Everyone around me stood and lined up to take communion, but as a non-Catholic I stayed in my pew and watched. I felt very much alone. Eventually, everyone returned to their seats, and the priest read out the benediction and the announcements. At the very end of the service, everyone turned and greeted their neighbors and wished them o paz in a manner so familiar and yet so different from my own tradition that I wanted to cry. As we walked out of the church into the rainy parking lot, my host family asked me what I thought about the service. “Está linda.” I told them. “Mas, eu não sou Cathólica.” They asked what I believed in, but I didn’t have the words to explain my faith or my traditions, especially not my unique twists on them. How could I explain, in my limited Portuguese, the feeling of being accepted and celebrated as an individual part of a larger world? How could I explain that I call my ministers by their first names, and that congregants are encouraged to form their own relationships with the divine? How could I explain that sometimes I don’t need a church to find God, that having a full heart and soul makes me feel alive and closer to God than any clergyman or hierarchy? The concepts are complicated enough in English. “Minha religião não é muito comum no Brasil.” I responded in battered Portuguese, wishing I could find the right words, the right space. I missed the warmth of my faith community dearly, wanted nothing more than to talk to God as a friend rather than as someone to be feared. As my host father pulled the truck out of the parking lot he turned around and smiled at me. “Muitas religiões, mas é o mesmo Deus.” He said “É tudo bem.” I nodded. “Eu entendo.”

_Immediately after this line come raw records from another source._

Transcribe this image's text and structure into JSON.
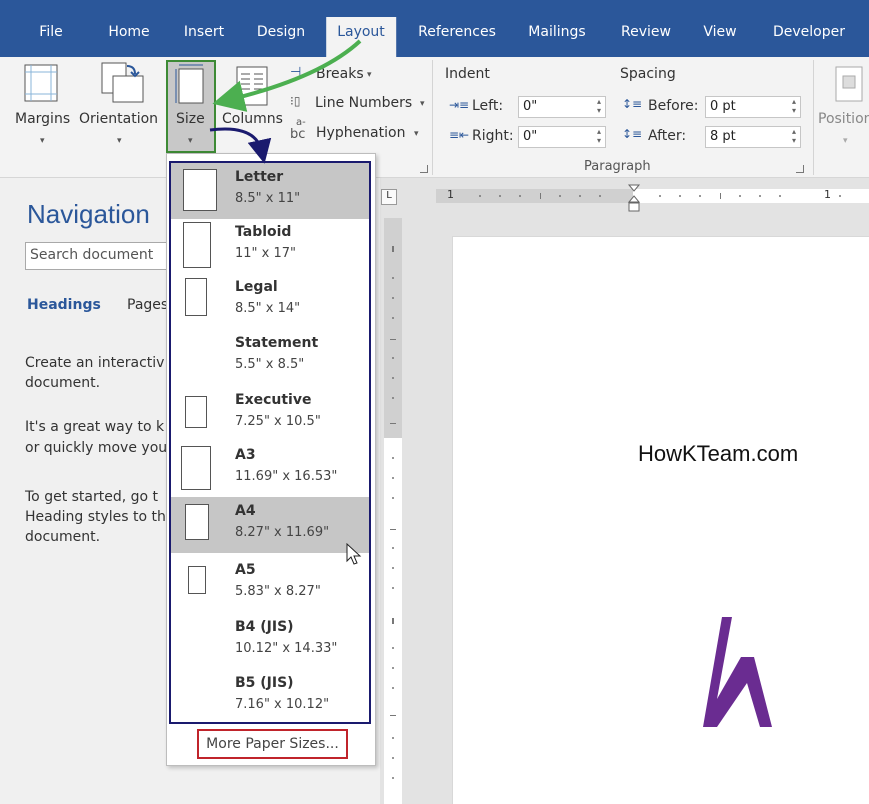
{
  "colors": {
    "ribbon_blue": "#2b579a",
    "logo_purple": "#6a2c91",
    "green_arrow": "#4caf50",
    "navy_arrow": "#1a1a6e",
    "red_outline": "#c0242b"
  },
  "tabs": [
    "File",
    "Home",
    "Insert",
    "Design",
    "Layout",
    "References",
    "Mailings",
    "Review",
    "View",
    "Developer"
  ],
  "ribbon": {
    "margins": "Margins",
    "orientation": "Orientation",
    "size": "Size",
    "columns": "Columns",
    "breaks": "Breaks",
    "line_numbers": "Line Numbers",
    "hyphenation": "Hyphenation",
    "hyphen_glyph": "bc",
    "hyphen_glyph_top": "a-",
    "indent": "Indent",
    "left": "Left:",
    "right": "Right:",
    "left_value": "0\"",
    "right_value": "0\"",
    "spacing": "Spacing",
    "before": "Before:",
    "after": "After:",
    "before_value": "0 pt",
    "after_value": "8 pt",
    "paragraph": "Paragraph",
    "position": "Position"
  },
  "navigation": {
    "title": "Navigation",
    "search_placeholder": "Search document",
    "tab_headings": "Headings",
    "tab_pages": "Pages",
    "lines": [
      "Create an interactiv",
      "document.",
      "It's a great way to k",
      "or quickly move you",
      "To get started, go t",
      "Heading styles to th",
      "document."
    ]
  },
  "ruler": {
    "corner": "L",
    "mark_1": "1",
    "mark_right": "1"
  },
  "paper_sizes": [
    {
      "name": "Letter",
      "dims": "8.5\" x 11\""
    },
    {
      "name": "Tabloid",
      "dims": "11\" x 17\""
    },
    {
      "name": "Legal",
      "dims": "8.5\" x 14\""
    },
    {
      "name": "Statement",
      "dims": "5.5\" x 8.5\""
    },
    {
      "name": "Executive",
      "dims": "7.25\" x 10.5\""
    },
    {
      "name": "A3",
      "dims": "11.69\" x 16.53\""
    },
    {
      "name": "A4",
      "dims": "8.27\" x 11.69\""
    },
    {
      "name": "A5",
      "dims": "5.83\" x 8.27\""
    },
    {
      "name": "B4 (JIS)",
      "dims": "10.12\" x 14.33\""
    },
    {
      "name": "B5 (JIS)",
      "dims": "7.16\" x 10.12\""
    }
  ],
  "more_sizes": "More Paper Sizes...",
  "document": {
    "watermark": "HowKTeam.com"
  }
}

At minimum, this will be a cultural experience, I thought, but one day it could feel like home.